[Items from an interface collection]
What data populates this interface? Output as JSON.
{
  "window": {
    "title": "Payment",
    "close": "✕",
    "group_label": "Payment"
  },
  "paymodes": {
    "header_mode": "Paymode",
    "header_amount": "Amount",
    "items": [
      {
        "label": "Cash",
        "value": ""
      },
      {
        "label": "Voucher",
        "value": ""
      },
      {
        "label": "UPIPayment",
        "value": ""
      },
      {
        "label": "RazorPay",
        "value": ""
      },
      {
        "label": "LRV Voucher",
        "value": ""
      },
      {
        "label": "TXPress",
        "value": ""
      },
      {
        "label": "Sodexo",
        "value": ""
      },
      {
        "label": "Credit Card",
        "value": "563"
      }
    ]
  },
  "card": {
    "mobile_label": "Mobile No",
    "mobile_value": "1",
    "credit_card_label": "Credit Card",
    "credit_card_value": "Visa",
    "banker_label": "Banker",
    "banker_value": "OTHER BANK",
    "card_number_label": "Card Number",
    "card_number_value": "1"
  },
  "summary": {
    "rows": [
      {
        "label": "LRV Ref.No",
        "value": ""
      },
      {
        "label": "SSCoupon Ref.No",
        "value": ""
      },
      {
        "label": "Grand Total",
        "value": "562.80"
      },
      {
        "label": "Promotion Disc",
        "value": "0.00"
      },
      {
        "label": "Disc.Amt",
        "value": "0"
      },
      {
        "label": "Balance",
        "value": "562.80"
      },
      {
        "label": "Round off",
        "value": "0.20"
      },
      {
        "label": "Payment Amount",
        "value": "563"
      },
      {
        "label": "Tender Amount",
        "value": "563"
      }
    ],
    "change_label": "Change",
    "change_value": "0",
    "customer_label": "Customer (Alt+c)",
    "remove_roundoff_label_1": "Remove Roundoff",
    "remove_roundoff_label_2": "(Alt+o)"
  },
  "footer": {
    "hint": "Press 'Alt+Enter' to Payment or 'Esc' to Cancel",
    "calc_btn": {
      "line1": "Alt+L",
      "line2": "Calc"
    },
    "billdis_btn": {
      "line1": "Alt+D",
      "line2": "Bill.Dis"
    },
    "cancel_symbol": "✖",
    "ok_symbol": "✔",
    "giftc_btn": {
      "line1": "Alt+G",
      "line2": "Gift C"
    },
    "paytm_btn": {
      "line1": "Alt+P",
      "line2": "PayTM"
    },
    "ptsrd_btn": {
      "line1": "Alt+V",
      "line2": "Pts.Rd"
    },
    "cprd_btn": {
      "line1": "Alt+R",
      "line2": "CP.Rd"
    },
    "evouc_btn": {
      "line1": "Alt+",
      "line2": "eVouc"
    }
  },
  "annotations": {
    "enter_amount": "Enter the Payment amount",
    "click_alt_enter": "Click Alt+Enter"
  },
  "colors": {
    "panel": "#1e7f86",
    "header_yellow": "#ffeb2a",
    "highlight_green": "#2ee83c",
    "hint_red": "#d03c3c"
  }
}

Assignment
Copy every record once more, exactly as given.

Result below
What data populates this interface? Output as JSON.
{
  "window": {
    "title": "Payment",
    "close": "✕",
    "group_label": "Payment"
  },
  "paymodes": {
    "header_mode": "Paymode",
    "header_amount": "Amount",
    "items": [
      {
        "label": "Cash",
        "value": ""
      },
      {
        "label": "Voucher",
        "value": ""
      },
      {
        "label": "UPIPayment",
        "value": ""
      },
      {
        "label": "RazorPay",
        "value": ""
      },
      {
        "label": "LRV Voucher",
        "value": ""
      },
      {
        "label": "TXPress",
        "value": ""
      },
      {
        "label": "Sodexo",
        "value": ""
      },
      {
        "label": "Credit Card",
        "value": "563"
      }
    ]
  },
  "card": {
    "mobile_label": "Mobile No",
    "mobile_value": "1",
    "credit_card_label": "Credit Card",
    "credit_card_value": "Visa",
    "banker_label": "Banker",
    "banker_value": "OTHER BANK",
    "card_number_label": "Card Number",
    "card_number_value": "1"
  },
  "summary": {
    "rows": [
      {
        "label": "LRV Ref.No",
        "value": ""
      },
      {
        "label": "SSCoupon Ref.No",
        "value": ""
      },
      {
        "label": "Grand Total",
        "value": "562.80"
      },
      {
        "label": "Promotion Disc",
        "value": "0.00"
      },
      {
        "label": "Disc.Amt",
        "value": "0"
      },
      {
        "label": "Balance",
        "value": "562.80"
      },
      {
        "label": "Round off",
        "value": "0.20"
      },
      {
        "label": "Payment Amount",
        "value": "563"
      },
      {
        "label": "Tender Amount",
        "value": "563"
      }
    ],
    "change_label": "Change",
    "change_value": "0",
    "customer_label": "Customer (Alt+c)",
    "remove_roundoff_label_1": "Remove Roundoff",
    "remove_roundoff_label_2": "(Alt+o)"
  },
  "footer": {
    "hint": "Press 'Alt+Enter' to Payment or 'Esc' to Cancel",
    "calc_btn": {
      "line1": "Alt+L",
      "line2": "Calc"
    },
    "billdis_btn": {
      "line1": "Alt+D",
      "line2": "Bill.Dis"
    },
    "cancel_symbol": "✖",
    "ok_symbol": "✔",
    "giftc_btn": {
      "line1": "Alt+G",
      "line2": "Gift C"
    },
    "paytm_btn": {
      "line1": "Alt+P",
      "line2": "PayTM"
    },
    "ptsrd_btn": {
      "line1": "Alt+V",
      "line2": "Pts.Rd"
    },
    "cprd_btn": {
      "line1": "Alt+R",
      "line2": "CP.Rd"
    },
    "evouc_btn": {
      "line1": "Alt+",
      "line2": "eVouc"
    }
  },
  "annotations": {
    "enter_amount": "Enter the Payment amount",
    "click_alt_enter": "Click Alt+Enter"
  },
  "colors": {
    "panel": "#1e7f86",
    "header_yellow": "#ffeb2a",
    "highlight_green": "#2ee83c",
    "hint_red": "#d03c3c"
  }
}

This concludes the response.